**What the task requires:** The word "true" appears in some lines of the records below; state how many lines, and nothing else.
-- Dataset excerpts follows --
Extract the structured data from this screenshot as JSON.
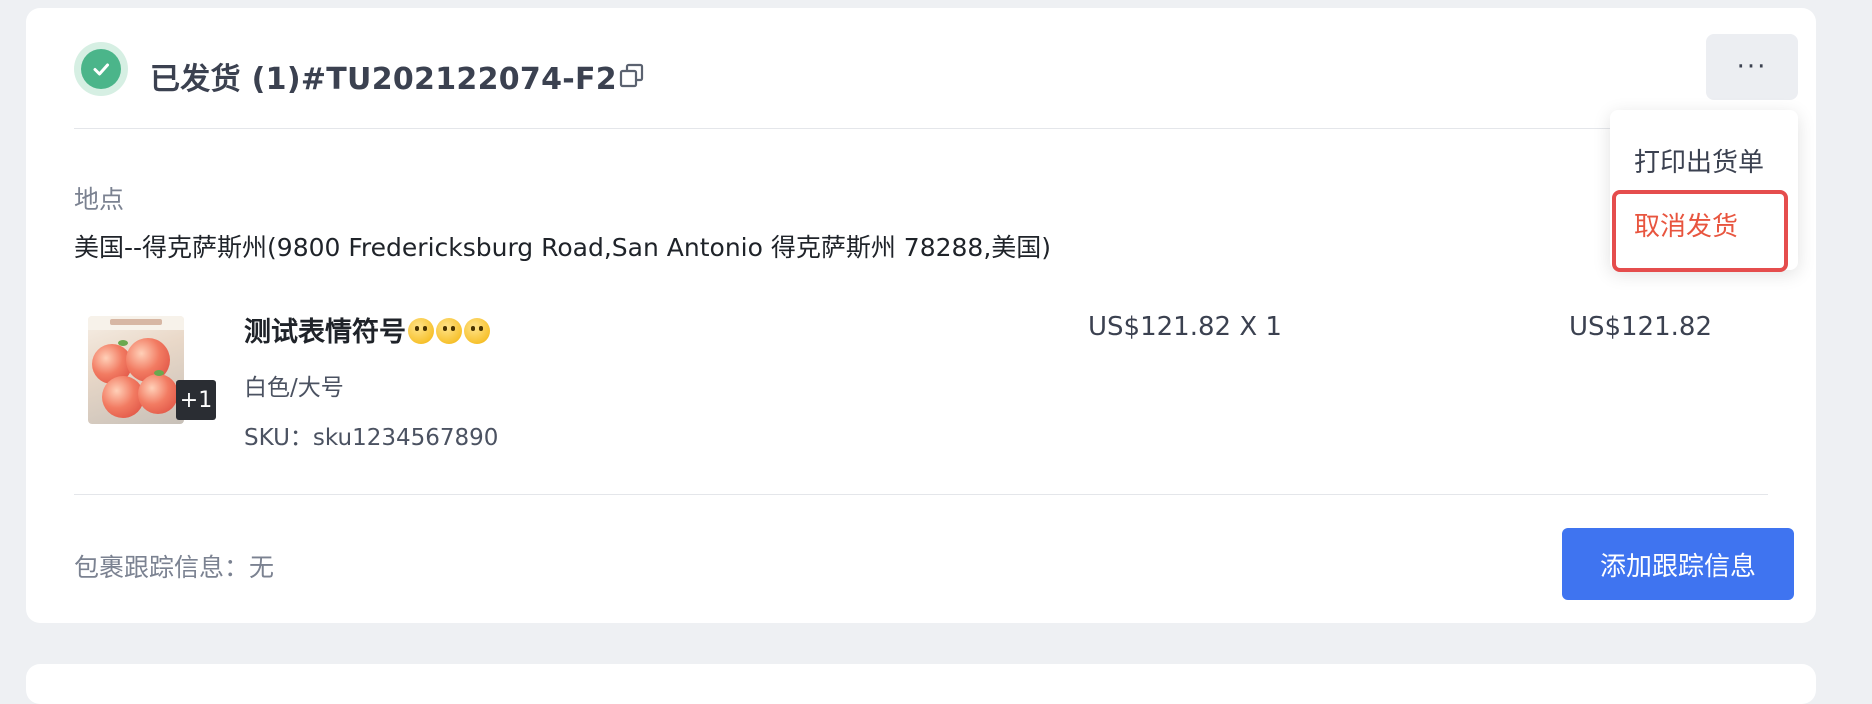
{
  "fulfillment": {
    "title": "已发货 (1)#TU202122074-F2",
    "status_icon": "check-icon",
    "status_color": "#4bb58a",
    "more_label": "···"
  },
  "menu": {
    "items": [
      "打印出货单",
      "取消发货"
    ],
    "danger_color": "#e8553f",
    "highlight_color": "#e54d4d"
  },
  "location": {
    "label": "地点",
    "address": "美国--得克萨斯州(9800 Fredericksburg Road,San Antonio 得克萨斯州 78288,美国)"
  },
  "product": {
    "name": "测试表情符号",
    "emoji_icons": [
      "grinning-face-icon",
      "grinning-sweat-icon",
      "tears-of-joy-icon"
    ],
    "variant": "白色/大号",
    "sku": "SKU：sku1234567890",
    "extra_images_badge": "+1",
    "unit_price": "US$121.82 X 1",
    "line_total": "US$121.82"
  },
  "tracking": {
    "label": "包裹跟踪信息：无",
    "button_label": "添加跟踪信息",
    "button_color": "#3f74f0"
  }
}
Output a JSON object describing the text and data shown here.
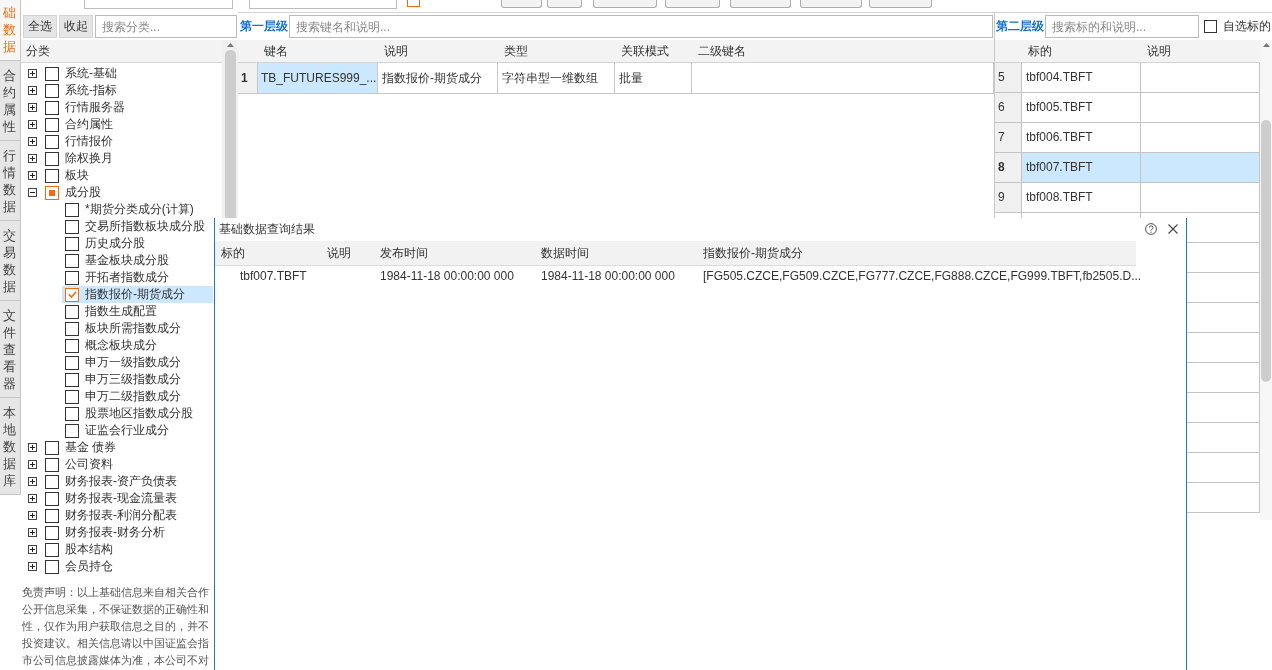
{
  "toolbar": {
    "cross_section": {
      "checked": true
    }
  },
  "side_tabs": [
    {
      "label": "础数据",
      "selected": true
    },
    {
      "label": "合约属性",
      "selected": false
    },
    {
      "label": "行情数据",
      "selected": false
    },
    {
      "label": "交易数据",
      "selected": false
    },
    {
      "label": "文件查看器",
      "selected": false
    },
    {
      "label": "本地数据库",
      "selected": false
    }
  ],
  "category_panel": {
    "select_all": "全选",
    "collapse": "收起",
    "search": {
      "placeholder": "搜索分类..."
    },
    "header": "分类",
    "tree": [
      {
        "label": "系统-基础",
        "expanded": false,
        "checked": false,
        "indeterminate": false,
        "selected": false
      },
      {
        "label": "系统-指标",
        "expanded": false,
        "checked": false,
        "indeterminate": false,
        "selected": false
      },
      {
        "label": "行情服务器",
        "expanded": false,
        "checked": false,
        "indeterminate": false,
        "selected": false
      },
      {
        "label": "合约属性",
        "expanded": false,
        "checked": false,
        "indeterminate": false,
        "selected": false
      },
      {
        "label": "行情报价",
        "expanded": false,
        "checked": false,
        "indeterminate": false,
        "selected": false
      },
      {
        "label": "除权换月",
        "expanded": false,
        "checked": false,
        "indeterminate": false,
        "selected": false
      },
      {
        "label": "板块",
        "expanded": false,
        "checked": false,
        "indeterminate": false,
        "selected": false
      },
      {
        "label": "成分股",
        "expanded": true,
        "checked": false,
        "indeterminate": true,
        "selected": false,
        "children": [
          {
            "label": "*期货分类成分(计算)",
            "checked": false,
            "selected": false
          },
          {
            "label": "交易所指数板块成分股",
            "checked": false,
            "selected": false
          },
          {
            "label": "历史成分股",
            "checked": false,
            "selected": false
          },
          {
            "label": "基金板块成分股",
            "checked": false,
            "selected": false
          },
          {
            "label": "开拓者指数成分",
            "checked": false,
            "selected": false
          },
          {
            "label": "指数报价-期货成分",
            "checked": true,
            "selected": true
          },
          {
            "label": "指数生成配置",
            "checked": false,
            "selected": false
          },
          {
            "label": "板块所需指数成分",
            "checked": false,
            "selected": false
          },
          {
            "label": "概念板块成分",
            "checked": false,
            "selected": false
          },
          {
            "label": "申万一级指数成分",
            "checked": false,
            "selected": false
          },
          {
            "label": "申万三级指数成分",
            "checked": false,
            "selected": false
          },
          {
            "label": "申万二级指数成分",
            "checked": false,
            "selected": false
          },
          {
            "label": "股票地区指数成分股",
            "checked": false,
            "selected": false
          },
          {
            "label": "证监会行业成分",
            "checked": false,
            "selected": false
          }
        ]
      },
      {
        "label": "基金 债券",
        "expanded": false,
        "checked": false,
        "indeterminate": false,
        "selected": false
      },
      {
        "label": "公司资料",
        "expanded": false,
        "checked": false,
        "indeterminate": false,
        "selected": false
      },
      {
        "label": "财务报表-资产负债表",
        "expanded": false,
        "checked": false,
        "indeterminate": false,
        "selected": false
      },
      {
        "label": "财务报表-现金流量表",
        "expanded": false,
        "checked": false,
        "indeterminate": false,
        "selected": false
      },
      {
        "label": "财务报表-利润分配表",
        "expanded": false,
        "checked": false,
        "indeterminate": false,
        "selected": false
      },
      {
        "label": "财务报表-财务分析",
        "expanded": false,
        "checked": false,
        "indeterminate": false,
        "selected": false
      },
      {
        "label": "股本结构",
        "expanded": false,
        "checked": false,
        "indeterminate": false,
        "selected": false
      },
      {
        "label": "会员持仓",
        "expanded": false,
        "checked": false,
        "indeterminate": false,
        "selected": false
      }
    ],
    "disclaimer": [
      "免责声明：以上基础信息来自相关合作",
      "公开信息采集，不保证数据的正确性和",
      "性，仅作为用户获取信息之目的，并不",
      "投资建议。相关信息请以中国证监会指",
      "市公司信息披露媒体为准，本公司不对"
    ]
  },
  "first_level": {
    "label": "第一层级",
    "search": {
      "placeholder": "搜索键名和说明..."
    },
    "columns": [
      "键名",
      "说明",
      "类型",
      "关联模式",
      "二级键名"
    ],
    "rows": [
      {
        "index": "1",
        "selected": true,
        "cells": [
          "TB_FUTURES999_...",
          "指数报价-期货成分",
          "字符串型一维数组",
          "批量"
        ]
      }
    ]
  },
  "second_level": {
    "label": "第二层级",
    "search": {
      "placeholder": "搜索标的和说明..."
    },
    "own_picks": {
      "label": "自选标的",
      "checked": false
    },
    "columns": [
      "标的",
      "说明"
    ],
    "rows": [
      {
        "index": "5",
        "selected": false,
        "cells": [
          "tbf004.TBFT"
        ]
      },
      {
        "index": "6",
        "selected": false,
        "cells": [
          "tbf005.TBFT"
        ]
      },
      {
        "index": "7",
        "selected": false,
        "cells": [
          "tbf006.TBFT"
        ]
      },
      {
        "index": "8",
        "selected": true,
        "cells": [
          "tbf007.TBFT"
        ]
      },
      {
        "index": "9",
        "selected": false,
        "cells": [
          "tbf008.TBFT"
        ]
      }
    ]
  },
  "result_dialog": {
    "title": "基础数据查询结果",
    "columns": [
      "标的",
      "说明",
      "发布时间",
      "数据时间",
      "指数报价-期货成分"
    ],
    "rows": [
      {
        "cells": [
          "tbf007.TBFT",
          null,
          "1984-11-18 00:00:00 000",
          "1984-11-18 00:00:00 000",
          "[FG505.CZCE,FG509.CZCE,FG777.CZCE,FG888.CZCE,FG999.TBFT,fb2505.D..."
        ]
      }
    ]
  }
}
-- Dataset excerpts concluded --
**Problem solution:** 8